Let us use words to tell of Jesus, and let us live lives of gospel-shaped love - for the church and for those currently outside of the church.

Out of the office

I've been out of the office (not that I have an office) for the last couple of weeks... hence an absence of blogging. Bringing you up to speed then...

Meeting God in his Word
Last week as the second Relay conference of the year. We gathered in Ledbury to meet God in his word. Our focus was on Psalm 119, seeing the glory of the God of the Word in the Word of God. As we worked through the Psalm day by day it was exciting and challenging and eye-opening. We were faced with his delight in God's everlasting word, and with his honest reflection of his afflictinos. The desire of the Psalmist that God's name be lifted high, and his honest reflection that he does not always do that.

I was humbled at the end to see that the Psalmist acknowledging he has gone astray from God. Admitting he needs saving, not because be forgets God's word but rather knowing God's word he knows that he has sinned. The sin is so often less ignorance and more disobedience.

How true for us! And how much we must keep returning to God's Word, to see his glory and be convicted of our sin, and called to turn back to God once again for grace.

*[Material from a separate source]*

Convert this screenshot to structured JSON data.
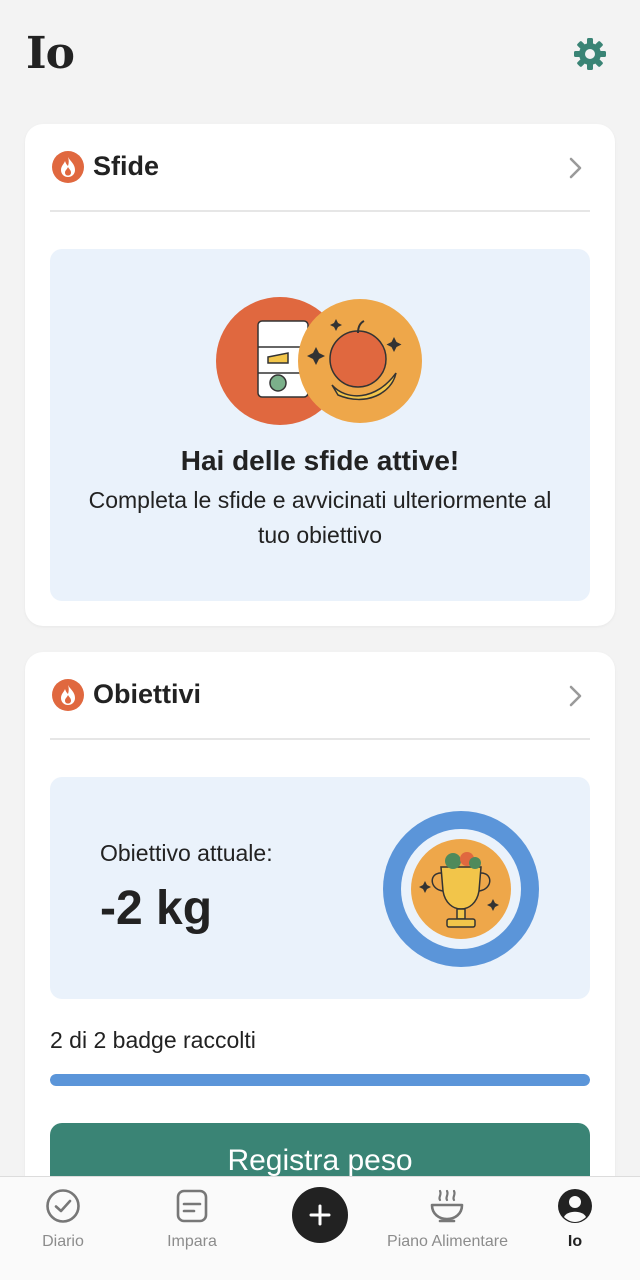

I am a wretched sinner and God's grace is my only hope. O, if I could honour him the way he deserves... and yet I cannot.

Talking about Jesus in Guildford
This week has been University of Surrey Christian Union events week. They've held lunchtime talks with Ian Marlow speaking on hot topics, alongside a couple of evening events and surveying and flyering around campus. It's been a joy to see people getting stuck in, seeing them stepping out to talk about Jesus. And also a joy to see that many people are interested to find out more about Jesus. My hope is that this will be a beginning of more on-going, bold explaining of the gospel of the glory of Jesus over the coming year.

Currently reading: God's Lavish Grace (Terry Virgo); When I don't desire God (John Piper); The Diary of David Brainerd (ed. Jonathan Edwards)

Wednesday, February 02, 2005

How to fight for joy



"the joy I write to awaken is the sustaining strength of Mercy, Missions and Martyrdom.... Christ will be glorified in the world when Christians are so satisfied in him that they let goods and kindred go and lay down their lives for others in Mercy, Mission, and, if necesary, Martyrdom. He will be magnified most among the nations when, at the moment Christians lose everything on earth, they say, 'To live is Christ, and to die is gain" (Phil 1v21)' - When I don't desire God p 20,21.